Meetings and Mentoring

This year’s Mid-Winter conference included a Membership Committee meeting and seminar, and I am very pleased to report the topic of conversation centered on mentorship, especially mentoring our younger members.

Some of you may recall a previous newsletter regarding mentoring. I believe this is very important as DAV moves forward, especially since our nation is winding down from more than a decade of war, and transitioning military members will need our services more than ever. The Membership Committee presented and discussed several ideas for invigorating Chapters and Departments to get our new members actively involved in DAV. Look for more news to follow and possibly a webinar later this summer for our members to use to accomplish this very important mission. We will also be featuring articles on mentoring in DAV Magazine.

Some of the discussion during the meeting concerned community service programs at the Chapter and Department levels, tailored to meet the unique needs of individual communities. This is an opportunity for us to showcase who DAV is and what we do for our veteran brothers and sisters.

During the session, we also decided to review the introductory packet each new member receives from the Membership Department. After all, how long has it been since many of us who have been with DAV for years reviewed these materials? I invite you to take a look at the packet, and if you have suggestions, send them to our Membership Committee so we can improve this tool.

We realize Chapters need to have regular business meetings, and there are concerns about these meetings becoming too routine. But opportunities abound during these meetings for mentoring and developing our future leaders. Remember, the calling of any successful organization is for leaders to train their own replacements. Part of bringing new or potential members into the fold and getting them active could include:

  • Making copies of the weekly NSO membership report distributed to Chapters.
  • An email from the Chapter welcoming the new member and introducing their sponsor.
  • Hospital Service Coordinators reaching out to hospitalized members.
  • Visiting nursing homes as part of the chaplain’s duties.
  • Developing a prospect list at local Golden Corral activities and using that list to contact potential members.

Reaching new members and then mentoring them is a challenge, but it can also invigorate Chapters and Departments. Keep in mind that many of our new members are currently transitioning out of uniform. Since most of them are still working, make sure to have a program or activity that meets their schedules and needs. Picnics, evening events, childcare arrangements — these could be helpful to our auxiliary partners and during couples night. When you offer programs for younger veterans, make sure the topics matter to them, such as employment or a veteran-owned business seminar. The possibilities are endless.

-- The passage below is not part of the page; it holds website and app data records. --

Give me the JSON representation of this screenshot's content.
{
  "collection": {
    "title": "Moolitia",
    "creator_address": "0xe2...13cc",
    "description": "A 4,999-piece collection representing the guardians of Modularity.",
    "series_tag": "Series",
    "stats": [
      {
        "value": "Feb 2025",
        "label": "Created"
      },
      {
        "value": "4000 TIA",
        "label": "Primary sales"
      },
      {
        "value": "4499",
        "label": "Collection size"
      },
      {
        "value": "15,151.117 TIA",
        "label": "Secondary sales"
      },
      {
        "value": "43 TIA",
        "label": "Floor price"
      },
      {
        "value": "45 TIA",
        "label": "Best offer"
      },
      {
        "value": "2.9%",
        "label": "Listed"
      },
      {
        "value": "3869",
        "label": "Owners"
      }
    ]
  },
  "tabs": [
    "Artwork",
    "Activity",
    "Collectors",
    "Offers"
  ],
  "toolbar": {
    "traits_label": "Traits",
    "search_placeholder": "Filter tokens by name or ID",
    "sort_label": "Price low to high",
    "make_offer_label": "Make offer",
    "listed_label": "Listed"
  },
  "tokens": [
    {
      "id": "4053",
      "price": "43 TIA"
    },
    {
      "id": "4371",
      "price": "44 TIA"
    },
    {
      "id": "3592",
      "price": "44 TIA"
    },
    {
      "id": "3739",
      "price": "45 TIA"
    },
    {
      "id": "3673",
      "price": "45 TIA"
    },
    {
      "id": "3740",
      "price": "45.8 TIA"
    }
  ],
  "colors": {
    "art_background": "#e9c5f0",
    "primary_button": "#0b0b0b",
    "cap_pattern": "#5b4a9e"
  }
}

I want to thank our Membership Committee for their efforts and thoughtful insights at the Mid-Winter conference. Please look for upcoming articles and newsletters concerning member mentorship and send your ideas to the DAV Membership Committee. I believe Benjamin Franklin had it absolutely correct when he said, “Tell me and I forget, teach me and I may remember, involve me and I learn.” Involving and mentoring new members will chart DAV’s future course, and it’s up to us to lay that foundation.